Policing and Crime Act, 2017
Alan Turing was granted a posthumous royal pardon in 2013.
Following this, in 2017, the Policing and Crime Act 2017, known as “The Alan Turing Law” introduced a statutory pardon for all men historically convicted because of their sexuality.
Pride Month at Crane & Staples
We have enjoyed celebrating pride month at Crane & Staples. We are grateful to work in an inclusive, supportive and diverse workplace. It is important for us to understand that these issues affect us all, whether it is us personally, our colleagues, family, friends or members of our community.

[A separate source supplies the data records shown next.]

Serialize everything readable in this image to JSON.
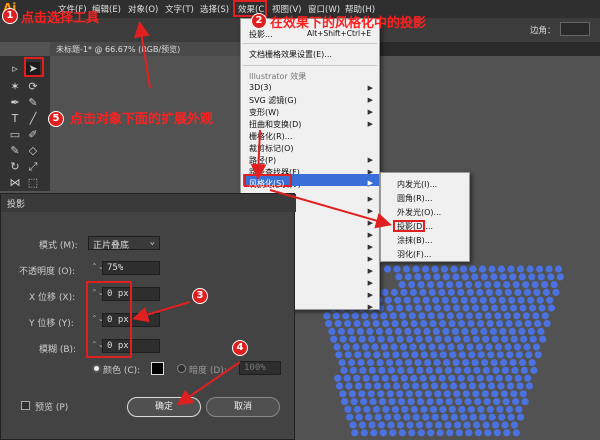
{
  "app": {
    "logo": "Ai"
  },
  "menubar": {
    "items": [
      "文件(F)",
      "编辑(E)",
      "对象(O)",
      "文字(T)",
      "选择(S)",
      "效果(C)",
      "视图(V)",
      "窗口(W)",
      "帮助(H)"
    ]
  },
  "optbar": {
    "corner_label": "边角："
  },
  "tab": {
    "title": "未标题-1* @ 66.67% (RGB/预览)"
  },
  "effect_menu": {
    "items": [
      {
        "label": "投影...",
        "shortcut": "Alt+Shift+Ctrl+E",
        "arrow": false
      },
      {
        "label": "文档栅格效果设置(E)...",
        "shortcut": "",
        "arrow": false
      },
      {
        "label": "Illustrator 效果",
        "shortcut": "",
        "arrow": false,
        "header": true
      },
      {
        "label": "3D(3)",
        "shortcut": "",
        "arrow": true
      },
      {
        "label": "SVG 滤镜(G)",
        "shortcut": "",
        "arrow": true
      },
      {
        "label": "变形(W)",
        "shortcut": "",
        "arrow": true
      },
      {
        "label": "扭曲和变换(D)",
        "shortcut": "",
        "arrow": true
      },
      {
        "label": "栅格化(R)...",
        "shortcut": "",
        "arrow": false
      },
      {
        "label": "裁剪标记(O)",
        "shortcut": "",
        "arrow": false
      },
      {
        "label": "路径(P)",
        "shortcut": "",
        "arrow": true
      },
      {
        "label": "路径查找器(F)",
        "shortcut": "",
        "arrow": true
      },
      {
        "label": "转换为形状(V)",
        "shortcut": "",
        "arrow": true
      },
      {
        "label": "风格化(S)",
        "shortcut": "",
        "arrow": true
      }
    ]
  },
  "stylize_submenu": {
    "items": [
      "内发光(I)...",
      "圆角(R)...",
      "外发光(O)...",
      "投影(D)...",
      "涂抹(B)...",
      "羽化(F)..."
    ]
  },
  "dialog": {
    "title": "投影",
    "mode_label": "模式 (M):",
    "mode_value": "正片叠底",
    "opacity_label": "不透明度 (O):",
    "opacity_value": "75%",
    "x_label": "X 位移 (X):",
    "x_value": "0 px",
    "y_label": "Y 位移 (Y):",
    "y_value": "0 px",
    "blur_label": "模糊 (B):",
    "blur_value": "0 px",
    "color_label": "颜色 (C):",
    "darkness_label": "暗度 (D):",
    "darkness_value": "100%",
    "preview_label": "预览 (P)",
    "ok_label": "确定",
    "cancel_label": "取消"
  },
  "annotations": {
    "n1": "1",
    "t1": "点击选择工具",
    "n2": "2",
    "t2": "在效果下的风格化中的投影",
    "n3": "3",
    "n4": "4",
    "n5": "5",
    "t5": "点击对象下面的扩展外观"
  },
  "colors": {
    "accent": "#3a6fd8",
    "annotation": "#e02020",
    "mesh": "#4a72e0"
  }
}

As our firm’s practice areas include Employment Law and Family Law, we recognise how this legislation affects people’s lives on a daily basis, and the importance of ensuring these laws are upheld and enforced.
We have tried to celebrate Pride month authentically, taking the opportunity to educate ourselves and support local LGBTQ+ causes. Our Pride display includes flags purchased from an LGBTQ+ owned business where part of the proceeds go to charity. We have shared content from local groups such as Herts Young Homeless and Hertfordshire MIND that discuss LGBTQ+ issues. In the office, colleagues who wished to join in have openly and sensitively discussed their experiences and opinions. No one has been obligated to partake.
It is clear from the research above that the LGBTQ+ movement has made significant progress in the last decade, but there is still so much more to do.
We remember all those people who were mistreated and discriminated against historically because of their sexual orientation or gender identities, and those who campaigned for equality. We also acknowledge that, sadly, there are still many places in the world where LGBTQ+ people are discriminated against. We do not take for granted that discrimination does still happen in England and Wales, despite the existence of these laws and the huge movements the law has made so far. It is our hope that the LGBTQ+ movement continues to make progress in England and Wales and across the world, ensuring a truly equal world for everyone.
Happy Pride Month!